▸ TASK DESCRIPTION: Check each line of the listing below for the string "назад", then give only the number of lines where it occurs.
** Opening WORKING DATA block **
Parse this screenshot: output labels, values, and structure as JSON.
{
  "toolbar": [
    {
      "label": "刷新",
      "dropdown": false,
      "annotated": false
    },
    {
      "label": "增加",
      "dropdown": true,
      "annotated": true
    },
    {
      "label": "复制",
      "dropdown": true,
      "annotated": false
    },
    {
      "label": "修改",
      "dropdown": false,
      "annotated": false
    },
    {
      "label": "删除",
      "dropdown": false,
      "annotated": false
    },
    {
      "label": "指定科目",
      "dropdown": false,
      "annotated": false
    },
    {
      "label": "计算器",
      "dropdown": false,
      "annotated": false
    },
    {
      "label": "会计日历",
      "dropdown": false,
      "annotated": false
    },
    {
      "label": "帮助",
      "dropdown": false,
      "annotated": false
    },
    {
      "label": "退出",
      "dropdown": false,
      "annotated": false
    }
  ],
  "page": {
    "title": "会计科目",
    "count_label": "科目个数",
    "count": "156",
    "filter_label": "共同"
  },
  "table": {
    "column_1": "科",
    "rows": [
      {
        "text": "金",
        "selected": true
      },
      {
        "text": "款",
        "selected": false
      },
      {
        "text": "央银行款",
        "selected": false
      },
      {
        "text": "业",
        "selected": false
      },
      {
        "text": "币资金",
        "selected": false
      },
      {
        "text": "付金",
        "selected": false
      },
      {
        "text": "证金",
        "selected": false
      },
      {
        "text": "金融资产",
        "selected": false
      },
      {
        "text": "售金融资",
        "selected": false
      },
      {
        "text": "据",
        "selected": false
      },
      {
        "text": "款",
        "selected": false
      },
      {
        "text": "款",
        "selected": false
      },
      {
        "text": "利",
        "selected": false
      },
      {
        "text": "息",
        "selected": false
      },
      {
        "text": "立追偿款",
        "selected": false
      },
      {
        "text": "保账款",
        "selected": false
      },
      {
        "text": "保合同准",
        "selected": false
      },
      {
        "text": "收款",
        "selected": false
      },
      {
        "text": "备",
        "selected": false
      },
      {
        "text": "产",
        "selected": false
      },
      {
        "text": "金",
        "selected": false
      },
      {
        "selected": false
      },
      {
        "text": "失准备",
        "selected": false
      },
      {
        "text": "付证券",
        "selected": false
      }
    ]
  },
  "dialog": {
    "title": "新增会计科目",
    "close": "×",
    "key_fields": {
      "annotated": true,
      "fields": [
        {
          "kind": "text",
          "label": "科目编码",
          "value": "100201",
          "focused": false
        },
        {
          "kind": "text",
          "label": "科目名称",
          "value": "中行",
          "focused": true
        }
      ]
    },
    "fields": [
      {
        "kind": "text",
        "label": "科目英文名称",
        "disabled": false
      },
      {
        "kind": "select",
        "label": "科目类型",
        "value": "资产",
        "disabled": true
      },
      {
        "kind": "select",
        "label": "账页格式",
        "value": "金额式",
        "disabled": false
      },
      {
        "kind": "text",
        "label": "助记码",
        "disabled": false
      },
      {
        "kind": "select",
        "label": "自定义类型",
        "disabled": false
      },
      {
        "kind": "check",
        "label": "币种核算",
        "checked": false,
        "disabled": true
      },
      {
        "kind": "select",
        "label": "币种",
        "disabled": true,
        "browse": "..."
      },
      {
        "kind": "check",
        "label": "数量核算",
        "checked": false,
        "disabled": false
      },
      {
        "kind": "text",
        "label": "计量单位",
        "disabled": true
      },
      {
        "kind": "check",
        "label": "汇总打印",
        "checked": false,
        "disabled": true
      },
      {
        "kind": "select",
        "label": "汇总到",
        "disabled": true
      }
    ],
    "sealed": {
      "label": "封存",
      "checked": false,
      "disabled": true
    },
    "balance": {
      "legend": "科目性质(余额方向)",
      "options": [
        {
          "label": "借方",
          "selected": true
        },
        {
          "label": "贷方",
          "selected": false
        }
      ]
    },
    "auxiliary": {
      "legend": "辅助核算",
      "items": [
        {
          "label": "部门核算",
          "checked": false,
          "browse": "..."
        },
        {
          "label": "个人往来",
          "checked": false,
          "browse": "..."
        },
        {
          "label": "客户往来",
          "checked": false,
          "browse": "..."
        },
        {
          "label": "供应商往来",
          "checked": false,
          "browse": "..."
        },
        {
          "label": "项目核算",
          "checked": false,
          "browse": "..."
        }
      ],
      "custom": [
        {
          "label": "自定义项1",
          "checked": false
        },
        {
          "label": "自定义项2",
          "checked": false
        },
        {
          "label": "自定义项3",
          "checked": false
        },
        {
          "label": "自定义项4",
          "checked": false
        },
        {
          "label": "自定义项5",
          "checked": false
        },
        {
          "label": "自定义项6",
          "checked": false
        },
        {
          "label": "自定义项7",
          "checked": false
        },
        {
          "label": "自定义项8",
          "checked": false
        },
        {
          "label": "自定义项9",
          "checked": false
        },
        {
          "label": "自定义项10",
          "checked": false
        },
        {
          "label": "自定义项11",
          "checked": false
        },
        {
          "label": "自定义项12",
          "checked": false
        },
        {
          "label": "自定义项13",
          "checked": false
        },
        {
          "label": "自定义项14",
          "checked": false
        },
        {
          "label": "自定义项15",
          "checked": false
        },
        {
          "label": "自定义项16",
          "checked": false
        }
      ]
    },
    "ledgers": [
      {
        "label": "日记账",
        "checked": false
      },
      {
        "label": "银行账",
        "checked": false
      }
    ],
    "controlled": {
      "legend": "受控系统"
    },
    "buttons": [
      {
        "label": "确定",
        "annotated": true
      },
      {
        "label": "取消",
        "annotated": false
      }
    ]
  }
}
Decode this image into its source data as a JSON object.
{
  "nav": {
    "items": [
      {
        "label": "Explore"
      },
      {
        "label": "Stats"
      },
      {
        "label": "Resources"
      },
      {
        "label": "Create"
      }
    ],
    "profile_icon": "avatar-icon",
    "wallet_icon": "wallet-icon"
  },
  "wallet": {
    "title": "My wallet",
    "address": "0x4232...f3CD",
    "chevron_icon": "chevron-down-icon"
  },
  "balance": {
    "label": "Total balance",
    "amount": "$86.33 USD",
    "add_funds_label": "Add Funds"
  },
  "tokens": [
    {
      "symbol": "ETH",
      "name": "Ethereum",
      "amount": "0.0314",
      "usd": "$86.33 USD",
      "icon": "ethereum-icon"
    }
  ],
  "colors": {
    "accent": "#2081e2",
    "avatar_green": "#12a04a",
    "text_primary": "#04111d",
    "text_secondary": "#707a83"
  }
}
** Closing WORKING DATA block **
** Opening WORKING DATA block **
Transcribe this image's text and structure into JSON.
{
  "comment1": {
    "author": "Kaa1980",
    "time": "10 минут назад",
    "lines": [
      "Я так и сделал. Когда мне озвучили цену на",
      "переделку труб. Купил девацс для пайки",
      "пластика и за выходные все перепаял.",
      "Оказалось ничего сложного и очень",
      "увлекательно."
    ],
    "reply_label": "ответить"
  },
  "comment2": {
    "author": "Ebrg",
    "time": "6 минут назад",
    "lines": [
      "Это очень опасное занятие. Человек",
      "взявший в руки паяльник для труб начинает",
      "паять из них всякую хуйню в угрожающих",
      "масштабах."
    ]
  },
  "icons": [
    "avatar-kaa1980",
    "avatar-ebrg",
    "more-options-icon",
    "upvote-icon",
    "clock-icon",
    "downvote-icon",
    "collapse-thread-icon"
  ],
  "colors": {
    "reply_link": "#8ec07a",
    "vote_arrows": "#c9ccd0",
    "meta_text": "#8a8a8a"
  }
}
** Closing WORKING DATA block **
▸ RESULT: 2